  44. A. K. Pandey and A. K. Dubey, “Multiple quality optimization in laser cutting of difficult-to-laser-cut material using grey-fuzzy methodology,” International Journal of Advanced Manufacturing Technology, vol. 65, no. 1, pp. 421–431, 2013. View at Publisher · View at Google Scholar · View at Scopus
  45. H. S. Lu, J. Y. Chen, and C. T. Chung, “The optimal cutting parameter design of rough cutting process in side milling,” Journal of Achievements in Materials and Manufacturing, vol. 29, pp. 183–186, 2008. View at Google Scholar
  46. K.-T. Chiang and F.-P. Chang, “Application of grey–fuzzy logic on the optimal process design of an injection-molded part with a thin shell feature,” International Communications in Heat and Mass Transfer, vol. 33, no. 1, pp. 94–101, 2006. View at Publisher · View at Google Scholar · View at Scopus

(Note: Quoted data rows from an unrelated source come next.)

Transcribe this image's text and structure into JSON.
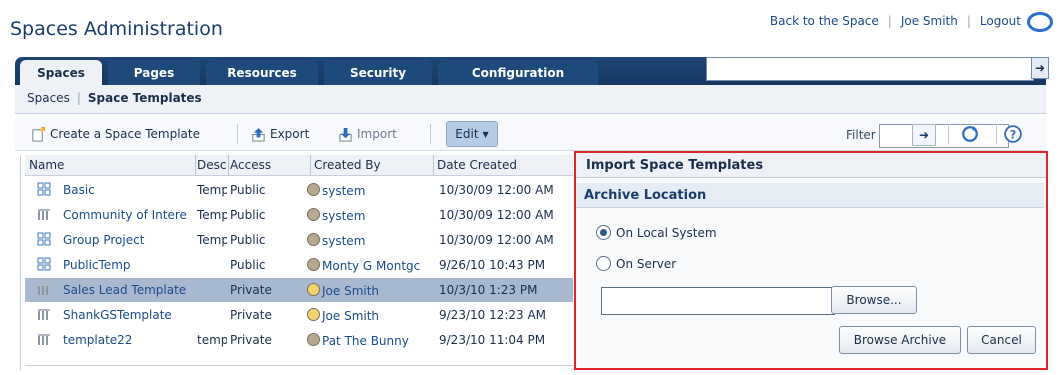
{
  "header": {
    "title": "Spaces Administration",
    "links": [
      "Back to the Space",
      "Joe Smith",
      "Logout"
    ]
  },
  "nav": {
    "tabs": [
      "Spaces",
      "Pages",
      "Resources",
      "Security",
      "Configuration"
    ],
    "active_tab": "Spaces",
    "search_value": ""
  },
  "breadcrumb": {
    "parent": "Spaces",
    "current": "Space Templates"
  },
  "toolbar": {
    "create": "Create a Space Template",
    "export": "Export",
    "import": "Import",
    "edit": "Edit",
    "filter_label": "Filter",
    "filter_value": ""
  },
  "table": {
    "columns": [
      "Name",
      "Desc",
      "Access",
      "Created By",
      "Date Created"
    ],
    "rows": [
      {
        "name": "Basic",
        "desc": "Temp",
        "access": "Public",
        "created_by": "system",
        "date": "10/30/09 12:00 AM",
        "icon": "template-grid-icon",
        "user_icon": "group-user-icon",
        "selected": false
      },
      {
        "name": "Community of Intere",
        "desc": "Temp",
        "access": "Public",
        "created_by": "system",
        "date": "10/30/09 12:00 AM",
        "icon": "template-bars-icon",
        "user_icon": "group-user-icon",
        "selected": false
      },
      {
        "name": "Group Project",
        "desc": "Temp",
        "access": "Public",
        "created_by": "system",
        "date": "10/30/09 12:00 AM",
        "icon": "template-grid-icon",
        "user_icon": "group-user-icon",
        "selected": false
      },
      {
        "name": "PublicTemp",
        "desc": "",
        "access": "Public",
        "created_by": "Monty G Montgc",
        "date": "9/26/10 10:43 PM",
        "icon": "template-grid-icon",
        "user_icon": "group-user-icon",
        "selected": false
      },
      {
        "name": "Sales Lead Template",
        "desc": "",
        "access": "Private",
        "created_by": "Joe Smith",
        "date": "10/3/10 1:23 PM",
        "icon": "template-bars-icon",
        "user_icon": "smiley-user-icon",
        "selected": true
      },
      {
        "name": "ShankGSTemplate",
        "desc": "",
        "access": "Private",
        "created_by": "Joe Smith",
        "date": "9/23/10 12:23 AM",
        "icon": "template-bars-icon",
        "user_icon": "smiley-user-icon",
        "selected": false
      },
      {
        "name": "template22",
        "desc": "temp",
        "access": "Private",
        "created_by": "Pat The Bunny",
        "date": "9/23/10 11:04 PM",
        "icon": "template-bars-icon",
        "user_icon": "group-user-icon",
        "selected": false
      }
    ]
  },
  "dialog": {
    "title": "Import Space Templates",
    "section": "Archive Location",
    "options": [
      "On Local System",
      "On Server"
    ],
    "selected_option": "On Local System",
    "file_value": "",
    "browse": "Browse...",
    "browse_archive": "Browse Archive",
    "cancel": "Cancel"
  },
  "colors": {
    "nav_bg": "#1f4574",
    "highlight_border": "#e0242c",
    "selected_row": "#a8b8cf"
  }
}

  47. C. Ahilan, S. Kumanan, and N. Sivakumaran, “Multi-objective optimisation of CNC turning process using grey based fuzzy logic,” International Journal of Machining and Machinability of Materials, vol. 5, no. 4, pp. 434–451, 2009. View at Publisher · View at Google Scholar · View at Scopus

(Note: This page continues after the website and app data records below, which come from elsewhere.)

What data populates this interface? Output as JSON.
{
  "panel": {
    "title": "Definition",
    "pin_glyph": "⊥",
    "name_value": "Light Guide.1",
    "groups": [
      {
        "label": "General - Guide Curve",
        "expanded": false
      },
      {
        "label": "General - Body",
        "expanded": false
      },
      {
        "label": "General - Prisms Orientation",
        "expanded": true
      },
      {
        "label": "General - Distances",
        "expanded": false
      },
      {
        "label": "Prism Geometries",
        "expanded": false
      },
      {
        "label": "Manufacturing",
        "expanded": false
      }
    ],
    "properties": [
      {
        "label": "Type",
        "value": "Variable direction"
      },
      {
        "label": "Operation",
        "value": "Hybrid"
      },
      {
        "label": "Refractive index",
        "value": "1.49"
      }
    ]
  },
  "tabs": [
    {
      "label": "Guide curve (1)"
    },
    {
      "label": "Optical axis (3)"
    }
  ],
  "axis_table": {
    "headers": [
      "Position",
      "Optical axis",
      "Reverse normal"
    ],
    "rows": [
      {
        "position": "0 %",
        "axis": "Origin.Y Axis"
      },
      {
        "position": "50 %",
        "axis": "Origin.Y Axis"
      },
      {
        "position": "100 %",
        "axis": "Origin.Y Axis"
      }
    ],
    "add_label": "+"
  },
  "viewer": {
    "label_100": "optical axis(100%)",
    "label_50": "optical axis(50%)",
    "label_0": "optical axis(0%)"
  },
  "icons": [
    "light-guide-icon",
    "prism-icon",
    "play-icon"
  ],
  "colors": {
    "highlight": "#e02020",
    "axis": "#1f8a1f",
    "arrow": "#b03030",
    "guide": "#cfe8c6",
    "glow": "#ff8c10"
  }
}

  48. J.-H. Yeh and T.-N. Tsai, “Optimizing the fine-pitch copper wire bonding process with multiple quality characteristics using a grey-fuzzy Taguchi method,” Microelectronics Reliability, vol. 54, no. 1, pp. 287–296, 2014. View at Publisher · View at Google Scholar · View at Scopus
  49. ANSYS, ANSYS Workbench User's Guide, ANSYS, Canonsburg, Pa, USA, 2015.
  50. M. J. Wierman, Fuzzy Sets, Fuzzy Logic, and Control, Center of Mathematics of Uncertainty, Inc, Omaha, Nebraska, 2008.
  51. G. J. Klir and B. Yuan, Fuzzy Sets and Fuzzy Logic: Theory and Applications, Prentice Hall, New Delhi, India, 3rd edition, 2005.